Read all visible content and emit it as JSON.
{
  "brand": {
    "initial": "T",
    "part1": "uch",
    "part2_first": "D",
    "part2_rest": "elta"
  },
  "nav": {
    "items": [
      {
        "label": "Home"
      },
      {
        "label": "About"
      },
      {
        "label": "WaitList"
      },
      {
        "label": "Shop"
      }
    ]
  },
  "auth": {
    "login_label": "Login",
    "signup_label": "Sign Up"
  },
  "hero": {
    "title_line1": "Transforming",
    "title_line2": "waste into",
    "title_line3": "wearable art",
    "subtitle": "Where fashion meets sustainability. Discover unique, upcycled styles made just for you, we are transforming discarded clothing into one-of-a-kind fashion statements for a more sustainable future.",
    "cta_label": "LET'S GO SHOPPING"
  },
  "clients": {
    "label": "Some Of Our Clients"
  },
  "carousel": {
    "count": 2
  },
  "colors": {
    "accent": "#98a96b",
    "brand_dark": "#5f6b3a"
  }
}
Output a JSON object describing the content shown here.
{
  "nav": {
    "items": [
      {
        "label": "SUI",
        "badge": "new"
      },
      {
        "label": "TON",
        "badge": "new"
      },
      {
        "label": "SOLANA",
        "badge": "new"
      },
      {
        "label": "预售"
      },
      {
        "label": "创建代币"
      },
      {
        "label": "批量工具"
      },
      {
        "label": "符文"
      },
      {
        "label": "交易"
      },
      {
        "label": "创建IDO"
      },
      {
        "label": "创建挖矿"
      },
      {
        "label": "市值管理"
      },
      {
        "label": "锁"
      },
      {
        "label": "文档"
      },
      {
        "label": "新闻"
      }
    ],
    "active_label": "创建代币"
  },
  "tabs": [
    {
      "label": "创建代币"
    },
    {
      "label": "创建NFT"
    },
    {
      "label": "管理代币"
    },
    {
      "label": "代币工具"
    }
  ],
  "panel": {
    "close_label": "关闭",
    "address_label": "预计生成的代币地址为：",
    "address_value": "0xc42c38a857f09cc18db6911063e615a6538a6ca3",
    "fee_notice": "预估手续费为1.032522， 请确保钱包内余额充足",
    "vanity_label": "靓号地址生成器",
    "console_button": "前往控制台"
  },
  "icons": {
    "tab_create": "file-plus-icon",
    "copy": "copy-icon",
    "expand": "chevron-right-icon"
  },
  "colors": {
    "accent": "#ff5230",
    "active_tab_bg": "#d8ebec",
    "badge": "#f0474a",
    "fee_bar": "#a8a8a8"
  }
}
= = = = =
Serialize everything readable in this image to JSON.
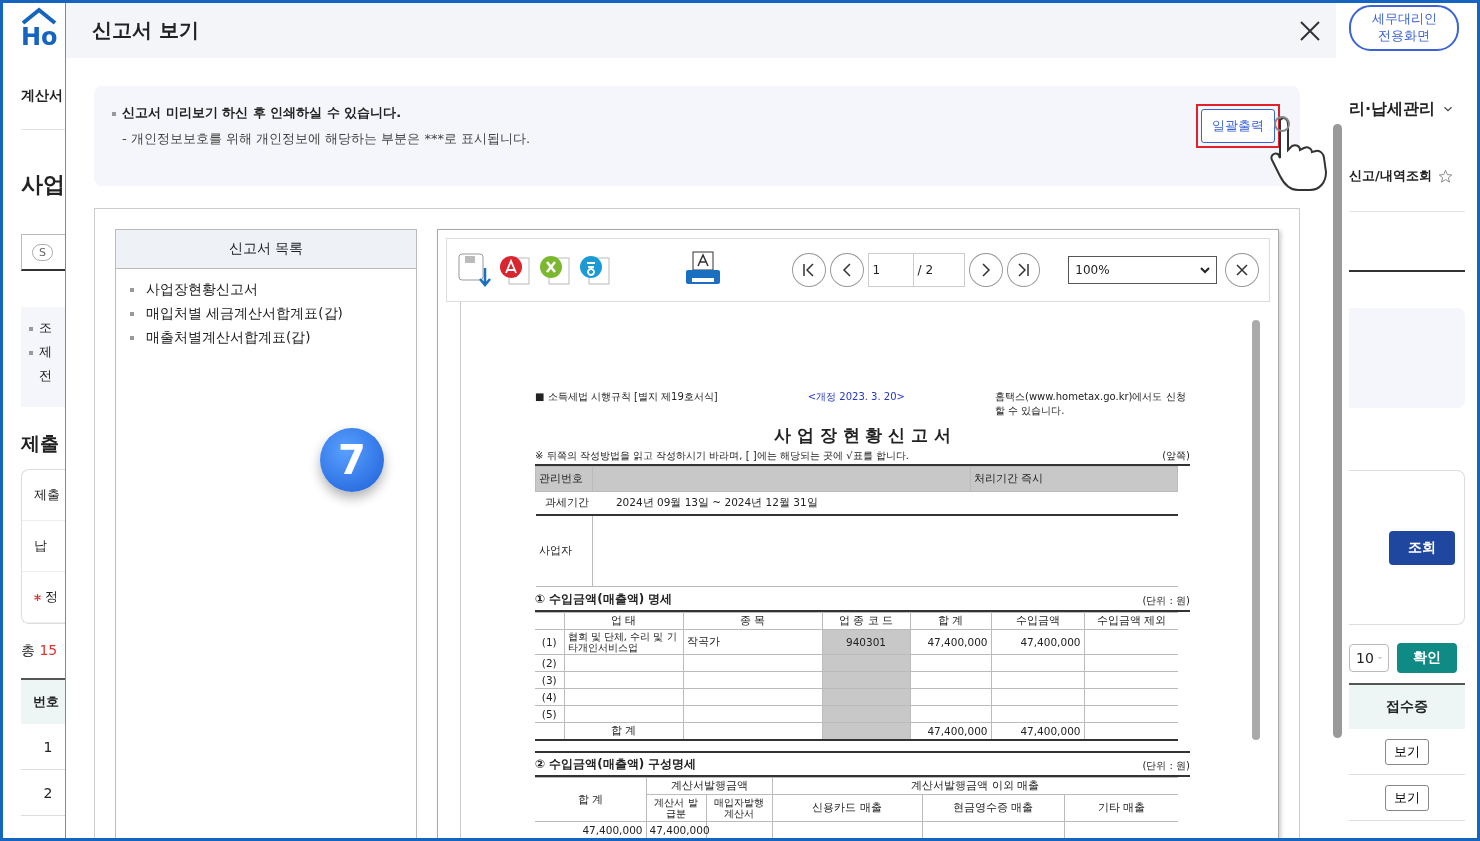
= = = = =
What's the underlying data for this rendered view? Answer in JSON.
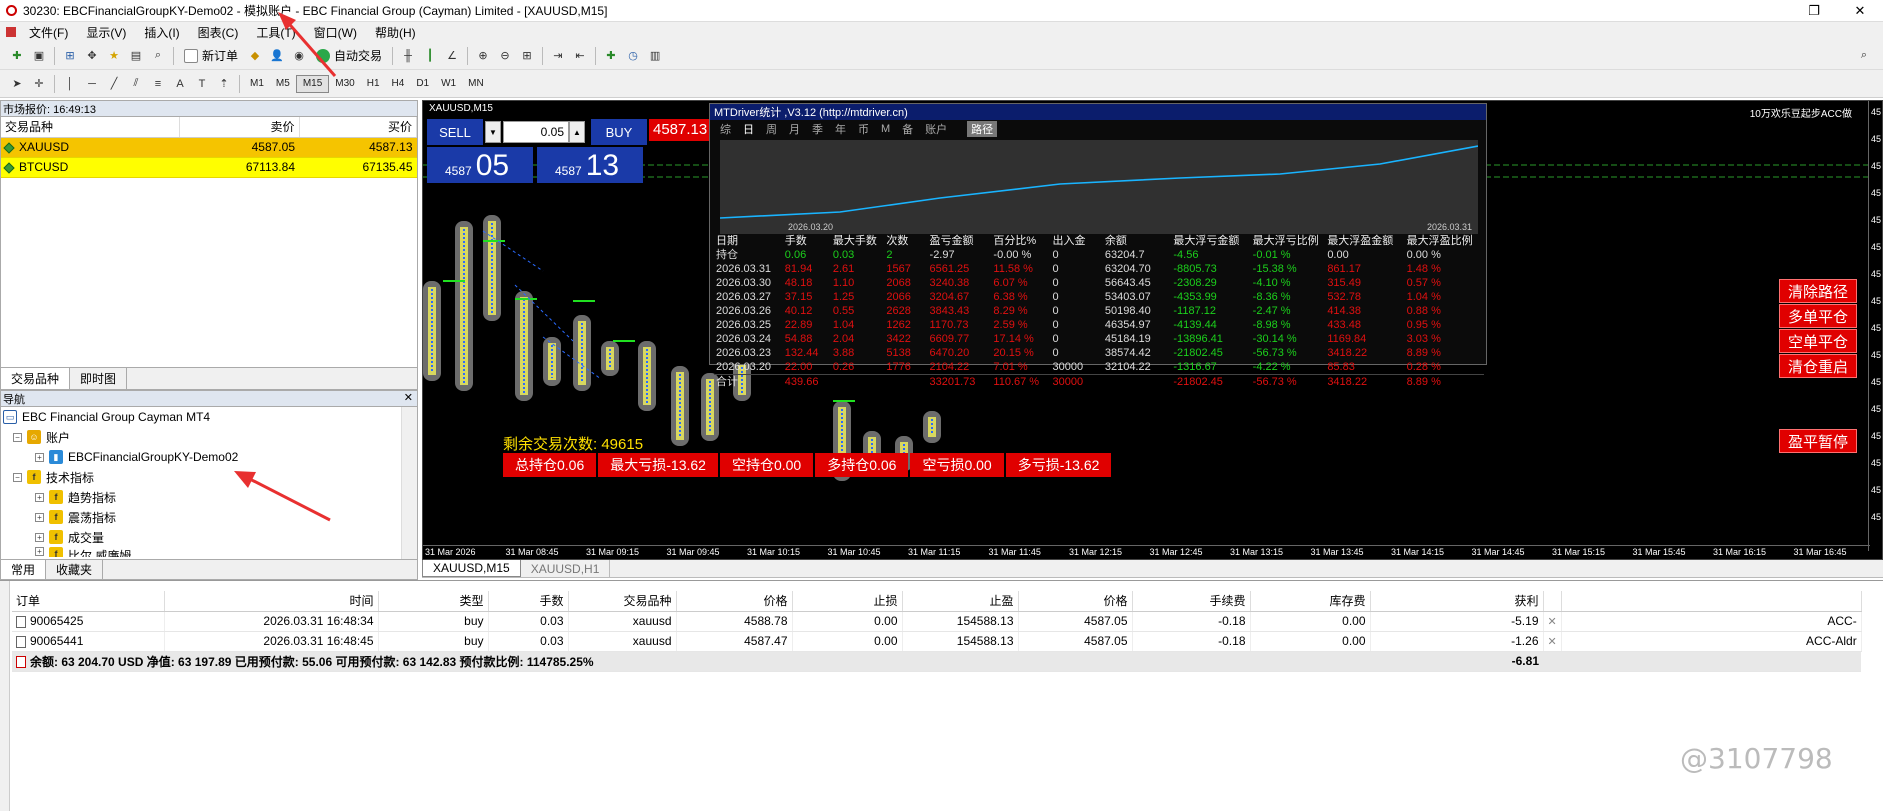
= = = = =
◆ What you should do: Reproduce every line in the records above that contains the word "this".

◆ Answer area:
Serialize everything readable in this image to JSON.
What's the underlying data for this rendered view? Answer in JSON.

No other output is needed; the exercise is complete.